§ REQUIRED WORK: In the entries below, identify every line with the string "JSON" and copy it.
===== MATERIAL PROVIDED =====
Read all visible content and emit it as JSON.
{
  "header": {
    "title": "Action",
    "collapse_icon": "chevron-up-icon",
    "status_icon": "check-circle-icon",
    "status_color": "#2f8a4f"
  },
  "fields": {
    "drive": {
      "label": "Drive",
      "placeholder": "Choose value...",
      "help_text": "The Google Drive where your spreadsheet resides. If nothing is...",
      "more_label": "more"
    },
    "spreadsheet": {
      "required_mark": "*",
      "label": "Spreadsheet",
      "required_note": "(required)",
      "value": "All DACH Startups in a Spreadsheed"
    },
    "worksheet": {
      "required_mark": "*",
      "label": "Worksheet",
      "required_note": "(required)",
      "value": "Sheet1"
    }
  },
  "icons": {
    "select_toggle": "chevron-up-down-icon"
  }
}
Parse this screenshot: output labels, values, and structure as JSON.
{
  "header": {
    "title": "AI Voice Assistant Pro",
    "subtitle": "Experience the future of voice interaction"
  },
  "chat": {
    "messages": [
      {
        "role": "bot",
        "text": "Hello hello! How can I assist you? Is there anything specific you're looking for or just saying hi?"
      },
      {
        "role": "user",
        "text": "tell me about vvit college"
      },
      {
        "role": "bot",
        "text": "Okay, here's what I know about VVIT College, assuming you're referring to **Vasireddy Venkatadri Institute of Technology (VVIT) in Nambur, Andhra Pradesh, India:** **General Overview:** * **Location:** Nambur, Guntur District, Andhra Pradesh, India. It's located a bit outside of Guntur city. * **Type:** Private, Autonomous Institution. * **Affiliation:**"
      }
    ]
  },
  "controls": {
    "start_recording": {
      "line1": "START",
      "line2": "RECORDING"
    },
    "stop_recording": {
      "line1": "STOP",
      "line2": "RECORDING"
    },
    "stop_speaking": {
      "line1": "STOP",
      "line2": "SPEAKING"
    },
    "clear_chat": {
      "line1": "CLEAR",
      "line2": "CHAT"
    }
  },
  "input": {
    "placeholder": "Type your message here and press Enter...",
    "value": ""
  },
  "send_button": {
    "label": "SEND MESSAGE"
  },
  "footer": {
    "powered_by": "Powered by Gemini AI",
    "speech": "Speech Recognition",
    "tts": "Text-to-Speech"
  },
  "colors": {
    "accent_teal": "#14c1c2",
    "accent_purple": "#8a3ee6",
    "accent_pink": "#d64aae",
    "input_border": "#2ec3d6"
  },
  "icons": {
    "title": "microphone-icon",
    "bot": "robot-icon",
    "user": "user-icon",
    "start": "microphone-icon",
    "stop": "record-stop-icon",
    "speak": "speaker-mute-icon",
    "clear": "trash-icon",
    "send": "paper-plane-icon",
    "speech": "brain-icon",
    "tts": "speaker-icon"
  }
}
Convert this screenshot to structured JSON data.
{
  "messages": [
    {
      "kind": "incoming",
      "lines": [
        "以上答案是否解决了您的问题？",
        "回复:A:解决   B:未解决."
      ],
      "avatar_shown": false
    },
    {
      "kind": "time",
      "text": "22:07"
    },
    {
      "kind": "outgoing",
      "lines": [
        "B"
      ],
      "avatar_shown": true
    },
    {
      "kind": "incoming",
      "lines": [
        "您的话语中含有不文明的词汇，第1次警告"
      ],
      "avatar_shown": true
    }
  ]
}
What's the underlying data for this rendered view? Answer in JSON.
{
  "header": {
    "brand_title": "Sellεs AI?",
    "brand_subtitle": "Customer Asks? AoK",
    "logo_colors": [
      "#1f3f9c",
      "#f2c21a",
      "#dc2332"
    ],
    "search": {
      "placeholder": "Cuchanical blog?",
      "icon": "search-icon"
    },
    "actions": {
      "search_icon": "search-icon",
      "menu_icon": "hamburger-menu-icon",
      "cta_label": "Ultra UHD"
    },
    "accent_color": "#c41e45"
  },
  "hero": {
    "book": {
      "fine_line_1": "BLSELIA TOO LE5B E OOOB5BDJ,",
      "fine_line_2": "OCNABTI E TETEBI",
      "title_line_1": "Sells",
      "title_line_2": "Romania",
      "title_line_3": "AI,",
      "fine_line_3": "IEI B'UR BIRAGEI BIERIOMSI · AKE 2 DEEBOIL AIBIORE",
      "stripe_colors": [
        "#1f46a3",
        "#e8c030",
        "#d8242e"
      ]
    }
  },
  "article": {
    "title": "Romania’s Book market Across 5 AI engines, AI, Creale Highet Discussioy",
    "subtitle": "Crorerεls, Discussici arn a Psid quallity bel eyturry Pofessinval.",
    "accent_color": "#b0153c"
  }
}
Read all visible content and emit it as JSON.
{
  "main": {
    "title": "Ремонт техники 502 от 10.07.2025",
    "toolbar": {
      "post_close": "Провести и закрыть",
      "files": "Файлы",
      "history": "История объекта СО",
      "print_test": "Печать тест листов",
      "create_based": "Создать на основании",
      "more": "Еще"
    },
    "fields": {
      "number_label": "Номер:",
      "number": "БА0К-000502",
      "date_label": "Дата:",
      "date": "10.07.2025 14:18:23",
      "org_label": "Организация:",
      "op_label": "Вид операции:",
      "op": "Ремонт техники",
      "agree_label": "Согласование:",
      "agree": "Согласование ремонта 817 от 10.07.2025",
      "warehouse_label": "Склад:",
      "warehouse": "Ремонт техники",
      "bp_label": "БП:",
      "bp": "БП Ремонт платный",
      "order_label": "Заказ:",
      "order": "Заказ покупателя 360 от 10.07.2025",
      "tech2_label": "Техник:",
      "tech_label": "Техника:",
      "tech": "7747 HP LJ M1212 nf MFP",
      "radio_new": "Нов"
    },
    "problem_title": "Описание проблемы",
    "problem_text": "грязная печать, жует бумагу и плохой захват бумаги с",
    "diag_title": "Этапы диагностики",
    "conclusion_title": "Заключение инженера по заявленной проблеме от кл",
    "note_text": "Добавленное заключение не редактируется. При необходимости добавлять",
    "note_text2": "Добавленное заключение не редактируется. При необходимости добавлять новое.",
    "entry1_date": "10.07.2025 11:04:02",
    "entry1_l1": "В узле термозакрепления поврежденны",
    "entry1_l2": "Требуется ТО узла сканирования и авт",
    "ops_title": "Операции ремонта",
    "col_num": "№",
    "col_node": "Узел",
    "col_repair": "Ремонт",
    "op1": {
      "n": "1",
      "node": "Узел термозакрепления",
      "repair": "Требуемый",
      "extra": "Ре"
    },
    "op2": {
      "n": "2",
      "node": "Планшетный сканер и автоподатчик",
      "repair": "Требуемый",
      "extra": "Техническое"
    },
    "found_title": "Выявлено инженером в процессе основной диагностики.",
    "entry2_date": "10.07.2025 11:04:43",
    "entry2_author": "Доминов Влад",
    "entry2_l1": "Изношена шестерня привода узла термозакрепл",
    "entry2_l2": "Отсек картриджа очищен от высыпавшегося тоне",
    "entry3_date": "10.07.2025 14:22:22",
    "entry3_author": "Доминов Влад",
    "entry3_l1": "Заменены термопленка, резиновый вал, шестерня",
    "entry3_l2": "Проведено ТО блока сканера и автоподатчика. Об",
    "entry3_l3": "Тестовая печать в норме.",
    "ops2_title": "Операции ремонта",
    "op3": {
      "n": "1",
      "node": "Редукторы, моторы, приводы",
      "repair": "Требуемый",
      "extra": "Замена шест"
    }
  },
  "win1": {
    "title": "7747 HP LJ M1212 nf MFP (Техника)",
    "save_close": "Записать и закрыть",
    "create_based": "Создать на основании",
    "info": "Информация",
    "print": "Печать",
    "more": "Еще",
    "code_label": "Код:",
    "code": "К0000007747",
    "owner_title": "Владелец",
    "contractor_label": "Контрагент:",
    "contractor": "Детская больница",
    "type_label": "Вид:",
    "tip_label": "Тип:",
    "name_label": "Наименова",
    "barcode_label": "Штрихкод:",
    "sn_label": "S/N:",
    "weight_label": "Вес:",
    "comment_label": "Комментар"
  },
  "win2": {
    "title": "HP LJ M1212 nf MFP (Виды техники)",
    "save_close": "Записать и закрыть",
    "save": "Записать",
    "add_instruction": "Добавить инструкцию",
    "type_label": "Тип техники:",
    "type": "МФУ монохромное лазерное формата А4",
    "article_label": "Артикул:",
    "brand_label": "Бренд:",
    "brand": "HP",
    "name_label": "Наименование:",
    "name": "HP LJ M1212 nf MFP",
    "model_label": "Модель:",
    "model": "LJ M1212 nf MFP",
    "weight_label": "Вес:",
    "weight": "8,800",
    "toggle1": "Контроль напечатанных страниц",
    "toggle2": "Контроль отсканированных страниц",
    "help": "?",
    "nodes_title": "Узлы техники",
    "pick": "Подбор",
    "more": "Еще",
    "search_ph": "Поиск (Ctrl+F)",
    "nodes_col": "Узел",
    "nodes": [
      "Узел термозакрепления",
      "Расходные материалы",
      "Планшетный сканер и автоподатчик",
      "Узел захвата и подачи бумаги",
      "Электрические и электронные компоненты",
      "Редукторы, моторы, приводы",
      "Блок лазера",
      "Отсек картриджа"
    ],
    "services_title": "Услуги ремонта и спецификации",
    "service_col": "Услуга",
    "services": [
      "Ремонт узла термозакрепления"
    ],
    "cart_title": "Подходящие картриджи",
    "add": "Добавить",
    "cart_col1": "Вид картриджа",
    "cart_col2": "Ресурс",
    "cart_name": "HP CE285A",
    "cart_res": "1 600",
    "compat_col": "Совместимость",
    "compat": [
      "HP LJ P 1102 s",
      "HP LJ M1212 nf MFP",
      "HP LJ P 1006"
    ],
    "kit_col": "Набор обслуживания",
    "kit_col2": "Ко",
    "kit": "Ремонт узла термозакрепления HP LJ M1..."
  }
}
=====
§ ANSWER BOX:
Read all visible content and emit it as JSON.
Parse this screenshot: output labels, values, and structure as JSON.
Convert this screenshot to structured JSON data.
What's the underlying data for this rendered view? Answer in JSON.
Read all visible content and emit it as JSON.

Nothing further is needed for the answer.